**RECORDS**

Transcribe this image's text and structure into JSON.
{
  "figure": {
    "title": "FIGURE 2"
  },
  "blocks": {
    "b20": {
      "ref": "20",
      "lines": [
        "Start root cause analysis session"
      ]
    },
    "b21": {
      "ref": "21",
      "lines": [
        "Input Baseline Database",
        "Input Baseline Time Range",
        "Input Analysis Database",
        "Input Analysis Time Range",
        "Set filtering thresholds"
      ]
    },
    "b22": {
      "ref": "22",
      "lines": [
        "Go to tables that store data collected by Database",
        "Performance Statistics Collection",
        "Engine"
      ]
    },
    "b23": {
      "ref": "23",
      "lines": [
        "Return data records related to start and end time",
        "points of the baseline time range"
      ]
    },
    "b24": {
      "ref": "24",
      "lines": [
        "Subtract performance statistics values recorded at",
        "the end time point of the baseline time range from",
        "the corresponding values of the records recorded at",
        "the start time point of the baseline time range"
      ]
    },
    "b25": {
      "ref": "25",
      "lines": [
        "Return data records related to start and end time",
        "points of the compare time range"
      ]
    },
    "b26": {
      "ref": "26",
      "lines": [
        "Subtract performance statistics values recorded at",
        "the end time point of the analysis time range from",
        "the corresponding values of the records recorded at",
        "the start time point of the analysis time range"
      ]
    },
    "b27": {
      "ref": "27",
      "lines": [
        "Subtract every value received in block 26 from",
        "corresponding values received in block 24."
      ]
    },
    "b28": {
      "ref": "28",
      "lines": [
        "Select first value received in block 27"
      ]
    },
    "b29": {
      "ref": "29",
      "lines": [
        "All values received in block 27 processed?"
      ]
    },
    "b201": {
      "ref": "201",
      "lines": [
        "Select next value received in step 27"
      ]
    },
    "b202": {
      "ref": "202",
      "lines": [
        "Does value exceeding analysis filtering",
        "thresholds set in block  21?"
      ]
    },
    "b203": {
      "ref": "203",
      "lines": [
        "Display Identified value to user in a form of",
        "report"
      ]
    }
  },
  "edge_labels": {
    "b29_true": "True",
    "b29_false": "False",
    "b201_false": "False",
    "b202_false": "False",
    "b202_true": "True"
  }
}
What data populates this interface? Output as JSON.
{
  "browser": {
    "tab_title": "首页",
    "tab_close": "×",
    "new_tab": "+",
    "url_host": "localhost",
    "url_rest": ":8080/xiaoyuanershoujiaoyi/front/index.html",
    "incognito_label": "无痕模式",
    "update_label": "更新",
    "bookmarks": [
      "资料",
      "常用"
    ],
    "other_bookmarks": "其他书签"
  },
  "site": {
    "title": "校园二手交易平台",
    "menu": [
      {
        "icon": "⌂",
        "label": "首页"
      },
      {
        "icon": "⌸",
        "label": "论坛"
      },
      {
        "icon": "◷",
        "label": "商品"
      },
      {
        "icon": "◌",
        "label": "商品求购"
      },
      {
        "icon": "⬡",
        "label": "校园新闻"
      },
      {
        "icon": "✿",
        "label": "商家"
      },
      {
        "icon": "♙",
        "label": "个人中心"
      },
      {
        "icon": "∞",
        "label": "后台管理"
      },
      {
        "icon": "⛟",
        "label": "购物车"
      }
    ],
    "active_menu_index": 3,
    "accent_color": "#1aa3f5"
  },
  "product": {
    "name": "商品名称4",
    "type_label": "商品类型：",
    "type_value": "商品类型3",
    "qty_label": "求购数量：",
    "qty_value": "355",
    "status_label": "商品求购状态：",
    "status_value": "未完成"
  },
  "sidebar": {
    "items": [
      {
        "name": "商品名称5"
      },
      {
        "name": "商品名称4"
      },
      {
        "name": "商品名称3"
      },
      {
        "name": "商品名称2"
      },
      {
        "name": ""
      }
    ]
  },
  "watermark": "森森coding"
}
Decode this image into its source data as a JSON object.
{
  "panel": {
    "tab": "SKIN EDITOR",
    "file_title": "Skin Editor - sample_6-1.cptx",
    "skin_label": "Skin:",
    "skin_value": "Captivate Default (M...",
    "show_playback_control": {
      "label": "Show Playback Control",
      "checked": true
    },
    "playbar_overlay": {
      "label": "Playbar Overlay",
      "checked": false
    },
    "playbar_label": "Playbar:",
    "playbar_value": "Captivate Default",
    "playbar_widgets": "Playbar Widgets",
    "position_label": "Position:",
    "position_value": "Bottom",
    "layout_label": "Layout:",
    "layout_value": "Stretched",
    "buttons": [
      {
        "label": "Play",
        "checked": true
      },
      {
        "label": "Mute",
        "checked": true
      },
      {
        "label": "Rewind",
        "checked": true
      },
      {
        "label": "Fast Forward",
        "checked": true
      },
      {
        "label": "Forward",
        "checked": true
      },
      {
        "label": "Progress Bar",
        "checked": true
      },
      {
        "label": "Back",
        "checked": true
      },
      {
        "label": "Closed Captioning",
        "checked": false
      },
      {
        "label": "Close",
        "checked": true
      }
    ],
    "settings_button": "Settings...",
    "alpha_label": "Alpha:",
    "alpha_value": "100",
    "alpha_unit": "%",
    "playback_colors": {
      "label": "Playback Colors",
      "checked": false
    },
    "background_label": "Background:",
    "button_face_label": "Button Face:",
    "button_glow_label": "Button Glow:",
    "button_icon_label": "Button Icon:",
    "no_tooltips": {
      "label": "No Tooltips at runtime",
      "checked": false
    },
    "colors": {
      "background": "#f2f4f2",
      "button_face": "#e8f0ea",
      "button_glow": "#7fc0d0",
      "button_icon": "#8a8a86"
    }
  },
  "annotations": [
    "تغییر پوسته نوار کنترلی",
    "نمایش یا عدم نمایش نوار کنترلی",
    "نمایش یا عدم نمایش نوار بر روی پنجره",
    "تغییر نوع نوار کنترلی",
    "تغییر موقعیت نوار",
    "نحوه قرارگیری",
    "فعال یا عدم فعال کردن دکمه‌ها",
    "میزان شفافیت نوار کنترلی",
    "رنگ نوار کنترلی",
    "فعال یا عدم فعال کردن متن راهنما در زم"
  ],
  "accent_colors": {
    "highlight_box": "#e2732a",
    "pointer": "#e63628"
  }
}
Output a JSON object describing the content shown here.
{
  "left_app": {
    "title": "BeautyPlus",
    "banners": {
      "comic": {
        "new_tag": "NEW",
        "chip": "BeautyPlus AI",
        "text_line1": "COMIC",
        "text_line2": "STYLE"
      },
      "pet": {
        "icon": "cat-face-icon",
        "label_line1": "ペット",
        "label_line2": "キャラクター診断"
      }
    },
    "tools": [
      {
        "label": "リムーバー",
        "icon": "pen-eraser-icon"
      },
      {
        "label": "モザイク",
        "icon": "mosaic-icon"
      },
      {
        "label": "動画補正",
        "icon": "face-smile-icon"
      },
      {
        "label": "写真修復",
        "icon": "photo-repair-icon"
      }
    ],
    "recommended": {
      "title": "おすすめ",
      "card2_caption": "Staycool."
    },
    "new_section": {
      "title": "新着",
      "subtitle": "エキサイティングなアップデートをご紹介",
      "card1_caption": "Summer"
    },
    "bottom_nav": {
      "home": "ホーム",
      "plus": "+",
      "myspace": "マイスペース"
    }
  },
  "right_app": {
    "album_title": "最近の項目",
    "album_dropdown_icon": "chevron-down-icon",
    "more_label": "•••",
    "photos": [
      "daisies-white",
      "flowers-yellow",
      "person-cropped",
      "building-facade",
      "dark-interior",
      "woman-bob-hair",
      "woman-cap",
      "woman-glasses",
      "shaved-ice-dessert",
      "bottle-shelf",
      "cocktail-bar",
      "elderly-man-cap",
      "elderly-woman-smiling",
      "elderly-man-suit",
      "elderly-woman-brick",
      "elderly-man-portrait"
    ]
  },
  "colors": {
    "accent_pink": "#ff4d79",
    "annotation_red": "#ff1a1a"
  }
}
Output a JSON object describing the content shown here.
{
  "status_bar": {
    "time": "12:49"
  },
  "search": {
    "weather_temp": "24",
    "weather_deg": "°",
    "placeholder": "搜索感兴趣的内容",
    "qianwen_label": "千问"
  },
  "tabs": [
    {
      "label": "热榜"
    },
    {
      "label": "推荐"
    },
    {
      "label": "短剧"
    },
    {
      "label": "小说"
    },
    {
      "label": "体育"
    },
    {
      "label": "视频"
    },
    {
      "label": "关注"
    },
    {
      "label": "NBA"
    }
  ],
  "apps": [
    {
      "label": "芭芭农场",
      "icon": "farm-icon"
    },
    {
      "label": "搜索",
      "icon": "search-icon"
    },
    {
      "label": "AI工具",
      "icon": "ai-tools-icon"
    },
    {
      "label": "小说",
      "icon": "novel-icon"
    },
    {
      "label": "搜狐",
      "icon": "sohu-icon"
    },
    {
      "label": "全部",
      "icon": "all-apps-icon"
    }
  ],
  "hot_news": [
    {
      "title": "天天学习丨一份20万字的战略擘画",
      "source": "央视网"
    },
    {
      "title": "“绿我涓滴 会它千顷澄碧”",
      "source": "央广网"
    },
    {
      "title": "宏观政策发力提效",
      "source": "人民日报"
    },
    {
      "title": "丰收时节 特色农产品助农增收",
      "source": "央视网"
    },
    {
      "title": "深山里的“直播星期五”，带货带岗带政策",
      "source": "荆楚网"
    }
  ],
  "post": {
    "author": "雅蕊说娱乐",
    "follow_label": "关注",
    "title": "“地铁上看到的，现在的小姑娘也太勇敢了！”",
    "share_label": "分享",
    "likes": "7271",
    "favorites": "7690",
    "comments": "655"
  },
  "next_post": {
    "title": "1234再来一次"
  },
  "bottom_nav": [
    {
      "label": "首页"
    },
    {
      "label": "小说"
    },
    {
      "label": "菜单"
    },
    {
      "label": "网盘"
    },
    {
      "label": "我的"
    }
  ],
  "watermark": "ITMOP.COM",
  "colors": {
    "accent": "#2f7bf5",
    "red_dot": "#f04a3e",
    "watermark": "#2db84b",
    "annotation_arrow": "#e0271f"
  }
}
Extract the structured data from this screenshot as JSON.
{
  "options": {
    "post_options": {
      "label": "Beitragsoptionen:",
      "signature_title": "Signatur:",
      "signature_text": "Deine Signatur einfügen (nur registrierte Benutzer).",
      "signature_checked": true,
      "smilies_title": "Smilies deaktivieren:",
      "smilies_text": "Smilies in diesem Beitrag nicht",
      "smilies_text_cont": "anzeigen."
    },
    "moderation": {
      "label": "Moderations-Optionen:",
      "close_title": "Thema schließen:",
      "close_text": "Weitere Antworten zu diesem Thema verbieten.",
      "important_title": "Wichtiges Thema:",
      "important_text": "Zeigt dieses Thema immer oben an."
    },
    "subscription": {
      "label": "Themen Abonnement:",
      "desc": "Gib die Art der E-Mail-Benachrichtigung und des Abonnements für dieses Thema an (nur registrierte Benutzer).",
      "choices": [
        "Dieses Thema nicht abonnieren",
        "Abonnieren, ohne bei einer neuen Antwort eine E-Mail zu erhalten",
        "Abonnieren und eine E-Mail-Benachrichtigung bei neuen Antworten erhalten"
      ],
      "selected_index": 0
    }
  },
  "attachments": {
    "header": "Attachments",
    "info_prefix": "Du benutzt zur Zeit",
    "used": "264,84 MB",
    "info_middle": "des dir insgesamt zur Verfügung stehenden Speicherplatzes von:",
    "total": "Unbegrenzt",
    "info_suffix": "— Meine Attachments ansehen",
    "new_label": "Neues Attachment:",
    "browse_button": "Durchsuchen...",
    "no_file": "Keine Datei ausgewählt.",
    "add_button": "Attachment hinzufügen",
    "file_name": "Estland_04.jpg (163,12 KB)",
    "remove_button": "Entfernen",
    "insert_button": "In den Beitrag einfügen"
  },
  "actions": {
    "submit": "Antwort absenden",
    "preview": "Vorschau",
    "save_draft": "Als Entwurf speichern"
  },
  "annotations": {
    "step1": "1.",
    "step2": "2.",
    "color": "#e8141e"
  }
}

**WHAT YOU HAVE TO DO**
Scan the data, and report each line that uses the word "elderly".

**SOLUTION BELOW**
      "elderly-man-cap",
      "elderly-woman-smiling",
      "elderly-man-suit",
      "elderly-woman-brick",
      "elderly-man-portrait"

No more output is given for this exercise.